• **WORK INSTRUCTIONS**
Take the data below and filter it for lines containing the word "changed"; show each line found.

++++ EXTRACTED MATERIAL ++++

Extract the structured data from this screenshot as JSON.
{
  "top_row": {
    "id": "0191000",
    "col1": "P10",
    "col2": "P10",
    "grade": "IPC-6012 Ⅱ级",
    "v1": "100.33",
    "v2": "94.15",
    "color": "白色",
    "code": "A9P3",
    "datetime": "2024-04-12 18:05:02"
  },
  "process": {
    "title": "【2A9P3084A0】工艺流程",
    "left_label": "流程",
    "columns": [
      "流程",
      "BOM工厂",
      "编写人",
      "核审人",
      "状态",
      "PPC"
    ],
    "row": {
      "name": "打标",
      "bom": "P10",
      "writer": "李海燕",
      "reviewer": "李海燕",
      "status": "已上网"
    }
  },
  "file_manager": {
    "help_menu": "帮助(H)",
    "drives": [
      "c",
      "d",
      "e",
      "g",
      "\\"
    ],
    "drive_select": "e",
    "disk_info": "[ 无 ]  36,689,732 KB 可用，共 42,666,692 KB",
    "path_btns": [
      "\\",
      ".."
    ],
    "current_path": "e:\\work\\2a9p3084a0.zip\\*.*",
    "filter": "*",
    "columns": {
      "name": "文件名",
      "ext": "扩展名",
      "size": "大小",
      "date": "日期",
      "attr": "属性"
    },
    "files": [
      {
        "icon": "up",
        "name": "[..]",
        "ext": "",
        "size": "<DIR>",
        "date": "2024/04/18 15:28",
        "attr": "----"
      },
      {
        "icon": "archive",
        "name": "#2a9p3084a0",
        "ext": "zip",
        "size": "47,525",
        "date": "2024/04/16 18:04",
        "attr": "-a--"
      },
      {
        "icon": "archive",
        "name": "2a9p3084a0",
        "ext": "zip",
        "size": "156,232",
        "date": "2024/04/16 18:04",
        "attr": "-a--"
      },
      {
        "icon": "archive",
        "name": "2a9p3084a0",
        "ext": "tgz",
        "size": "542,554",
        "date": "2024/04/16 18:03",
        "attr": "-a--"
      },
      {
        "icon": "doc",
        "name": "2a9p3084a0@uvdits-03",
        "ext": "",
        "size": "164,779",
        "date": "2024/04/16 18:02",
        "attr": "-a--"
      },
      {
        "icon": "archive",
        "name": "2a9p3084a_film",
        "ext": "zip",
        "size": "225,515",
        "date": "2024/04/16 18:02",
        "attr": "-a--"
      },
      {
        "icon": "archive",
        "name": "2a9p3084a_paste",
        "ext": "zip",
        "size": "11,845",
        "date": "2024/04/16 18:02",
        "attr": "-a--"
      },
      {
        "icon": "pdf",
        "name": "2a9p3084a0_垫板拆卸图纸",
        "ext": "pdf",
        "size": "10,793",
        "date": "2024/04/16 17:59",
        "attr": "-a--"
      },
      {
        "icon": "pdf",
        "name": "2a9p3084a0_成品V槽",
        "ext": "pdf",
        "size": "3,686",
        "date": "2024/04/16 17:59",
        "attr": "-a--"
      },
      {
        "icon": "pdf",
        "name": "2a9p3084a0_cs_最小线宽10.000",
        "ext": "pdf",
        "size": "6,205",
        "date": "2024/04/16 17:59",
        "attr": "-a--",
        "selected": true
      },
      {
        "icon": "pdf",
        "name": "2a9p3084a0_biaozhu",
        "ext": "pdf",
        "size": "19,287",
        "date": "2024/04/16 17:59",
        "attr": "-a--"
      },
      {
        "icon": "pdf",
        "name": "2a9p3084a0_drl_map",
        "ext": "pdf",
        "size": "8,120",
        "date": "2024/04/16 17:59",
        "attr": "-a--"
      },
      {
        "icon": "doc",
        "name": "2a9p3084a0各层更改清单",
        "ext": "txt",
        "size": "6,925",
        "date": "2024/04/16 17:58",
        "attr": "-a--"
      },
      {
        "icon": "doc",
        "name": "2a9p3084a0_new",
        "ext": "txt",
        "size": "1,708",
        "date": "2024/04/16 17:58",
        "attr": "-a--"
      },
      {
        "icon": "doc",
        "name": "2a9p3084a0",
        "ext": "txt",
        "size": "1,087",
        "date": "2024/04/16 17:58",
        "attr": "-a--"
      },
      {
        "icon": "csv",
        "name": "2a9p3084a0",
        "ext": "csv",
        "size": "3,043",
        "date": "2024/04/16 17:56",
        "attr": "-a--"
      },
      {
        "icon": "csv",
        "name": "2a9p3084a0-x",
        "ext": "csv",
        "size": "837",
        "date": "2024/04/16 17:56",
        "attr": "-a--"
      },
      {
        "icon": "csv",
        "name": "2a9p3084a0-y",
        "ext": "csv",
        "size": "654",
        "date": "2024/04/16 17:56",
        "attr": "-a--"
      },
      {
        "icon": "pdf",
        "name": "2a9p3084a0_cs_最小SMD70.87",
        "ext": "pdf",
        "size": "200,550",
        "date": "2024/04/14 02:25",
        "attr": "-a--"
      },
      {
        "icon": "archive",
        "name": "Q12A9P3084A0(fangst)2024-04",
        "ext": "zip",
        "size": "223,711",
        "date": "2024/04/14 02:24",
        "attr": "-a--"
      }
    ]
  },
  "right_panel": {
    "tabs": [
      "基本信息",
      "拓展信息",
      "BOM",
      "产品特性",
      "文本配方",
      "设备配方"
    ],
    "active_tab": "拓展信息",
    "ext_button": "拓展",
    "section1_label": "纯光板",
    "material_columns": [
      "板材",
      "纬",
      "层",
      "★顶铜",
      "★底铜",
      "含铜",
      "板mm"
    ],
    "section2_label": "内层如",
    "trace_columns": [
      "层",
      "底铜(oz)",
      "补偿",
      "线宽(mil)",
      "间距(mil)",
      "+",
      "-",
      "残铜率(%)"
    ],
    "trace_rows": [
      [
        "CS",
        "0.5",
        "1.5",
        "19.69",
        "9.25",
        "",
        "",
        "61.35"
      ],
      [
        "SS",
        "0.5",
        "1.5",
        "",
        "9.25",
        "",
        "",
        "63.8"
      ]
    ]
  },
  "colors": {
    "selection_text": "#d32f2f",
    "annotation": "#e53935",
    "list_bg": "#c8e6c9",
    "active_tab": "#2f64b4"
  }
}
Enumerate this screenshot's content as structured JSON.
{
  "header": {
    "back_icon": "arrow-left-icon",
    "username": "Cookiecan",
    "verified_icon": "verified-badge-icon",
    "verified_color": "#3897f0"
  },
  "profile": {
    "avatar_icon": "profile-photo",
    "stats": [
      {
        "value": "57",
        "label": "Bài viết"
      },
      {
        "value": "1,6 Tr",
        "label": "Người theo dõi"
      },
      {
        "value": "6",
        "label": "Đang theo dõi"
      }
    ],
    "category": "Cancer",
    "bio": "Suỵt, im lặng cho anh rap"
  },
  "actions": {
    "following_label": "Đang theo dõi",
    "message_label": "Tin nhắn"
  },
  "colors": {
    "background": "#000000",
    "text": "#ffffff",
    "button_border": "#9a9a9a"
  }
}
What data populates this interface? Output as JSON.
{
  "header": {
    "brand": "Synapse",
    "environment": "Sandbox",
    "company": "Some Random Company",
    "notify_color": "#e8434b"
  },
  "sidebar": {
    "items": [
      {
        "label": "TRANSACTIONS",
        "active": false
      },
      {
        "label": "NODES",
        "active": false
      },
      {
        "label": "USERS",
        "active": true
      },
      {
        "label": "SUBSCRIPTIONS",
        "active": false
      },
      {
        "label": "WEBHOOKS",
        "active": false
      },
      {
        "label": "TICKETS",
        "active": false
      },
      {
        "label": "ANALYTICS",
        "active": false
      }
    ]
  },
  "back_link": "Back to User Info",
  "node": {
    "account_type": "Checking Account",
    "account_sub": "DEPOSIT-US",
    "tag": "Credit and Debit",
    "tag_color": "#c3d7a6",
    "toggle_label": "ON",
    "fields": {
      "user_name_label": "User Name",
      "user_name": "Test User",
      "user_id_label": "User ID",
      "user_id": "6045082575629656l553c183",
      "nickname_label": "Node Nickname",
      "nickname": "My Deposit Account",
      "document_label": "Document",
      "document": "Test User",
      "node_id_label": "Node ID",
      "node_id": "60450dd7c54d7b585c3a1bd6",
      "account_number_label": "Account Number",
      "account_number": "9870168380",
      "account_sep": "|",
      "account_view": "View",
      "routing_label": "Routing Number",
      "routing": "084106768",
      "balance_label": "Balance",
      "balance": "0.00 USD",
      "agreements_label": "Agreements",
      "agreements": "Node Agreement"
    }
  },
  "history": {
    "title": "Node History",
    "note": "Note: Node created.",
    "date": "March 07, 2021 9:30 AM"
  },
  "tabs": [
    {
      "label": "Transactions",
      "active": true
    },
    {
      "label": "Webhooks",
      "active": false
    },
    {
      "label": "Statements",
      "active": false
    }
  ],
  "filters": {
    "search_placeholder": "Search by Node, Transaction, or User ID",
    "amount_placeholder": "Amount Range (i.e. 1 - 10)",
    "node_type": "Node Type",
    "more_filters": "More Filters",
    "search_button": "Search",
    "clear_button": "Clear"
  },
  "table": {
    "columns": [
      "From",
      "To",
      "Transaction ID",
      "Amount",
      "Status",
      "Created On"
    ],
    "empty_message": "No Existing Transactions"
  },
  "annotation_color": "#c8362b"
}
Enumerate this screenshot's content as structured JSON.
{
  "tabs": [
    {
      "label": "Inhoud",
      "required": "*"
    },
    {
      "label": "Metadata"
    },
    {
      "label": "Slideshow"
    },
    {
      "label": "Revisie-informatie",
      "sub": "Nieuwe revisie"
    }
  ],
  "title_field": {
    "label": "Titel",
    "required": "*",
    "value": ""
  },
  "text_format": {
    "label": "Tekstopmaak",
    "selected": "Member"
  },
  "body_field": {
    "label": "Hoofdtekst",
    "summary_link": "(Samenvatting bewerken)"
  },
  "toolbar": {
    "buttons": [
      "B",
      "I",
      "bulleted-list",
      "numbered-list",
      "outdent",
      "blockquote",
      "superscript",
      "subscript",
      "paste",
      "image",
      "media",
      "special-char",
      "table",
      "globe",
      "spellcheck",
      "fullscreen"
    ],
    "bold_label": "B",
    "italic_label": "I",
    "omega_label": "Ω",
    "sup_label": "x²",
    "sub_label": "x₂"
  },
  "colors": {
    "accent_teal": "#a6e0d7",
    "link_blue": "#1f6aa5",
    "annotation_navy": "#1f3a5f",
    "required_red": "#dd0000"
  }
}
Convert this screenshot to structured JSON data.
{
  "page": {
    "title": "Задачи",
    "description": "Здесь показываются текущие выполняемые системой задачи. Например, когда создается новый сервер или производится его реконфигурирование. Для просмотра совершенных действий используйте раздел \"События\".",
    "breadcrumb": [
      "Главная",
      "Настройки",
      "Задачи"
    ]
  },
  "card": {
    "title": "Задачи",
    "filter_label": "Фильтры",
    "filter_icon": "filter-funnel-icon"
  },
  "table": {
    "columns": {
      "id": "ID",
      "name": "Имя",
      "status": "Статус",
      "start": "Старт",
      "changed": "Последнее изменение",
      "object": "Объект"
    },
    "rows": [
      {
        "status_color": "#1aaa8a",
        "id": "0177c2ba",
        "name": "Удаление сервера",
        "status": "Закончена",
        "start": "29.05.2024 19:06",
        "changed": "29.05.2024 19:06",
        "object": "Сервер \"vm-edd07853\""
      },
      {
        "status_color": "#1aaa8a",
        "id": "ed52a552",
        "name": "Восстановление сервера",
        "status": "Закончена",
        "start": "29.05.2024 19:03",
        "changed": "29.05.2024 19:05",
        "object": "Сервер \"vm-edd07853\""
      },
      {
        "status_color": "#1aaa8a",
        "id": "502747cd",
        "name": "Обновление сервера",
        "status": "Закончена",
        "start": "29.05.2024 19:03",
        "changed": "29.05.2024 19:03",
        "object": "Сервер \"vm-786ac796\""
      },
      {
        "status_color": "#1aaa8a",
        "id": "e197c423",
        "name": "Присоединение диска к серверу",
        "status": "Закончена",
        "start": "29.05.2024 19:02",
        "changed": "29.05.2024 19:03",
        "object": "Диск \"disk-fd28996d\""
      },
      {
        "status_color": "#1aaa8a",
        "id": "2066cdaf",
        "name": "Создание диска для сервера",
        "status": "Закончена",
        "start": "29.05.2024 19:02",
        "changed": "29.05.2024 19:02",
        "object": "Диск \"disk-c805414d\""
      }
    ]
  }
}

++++

• **EXPECTED ANSWER**
      "changed": "Последнее изменение",
        "changed": "29.05.2024 19:06",
        "changed": "29.05.2024 19:05",
        "changed": "29.05.2024 19:03",
        "changed": "29.05.2024 19:03",
        "changed": "29.05.2024 19:02",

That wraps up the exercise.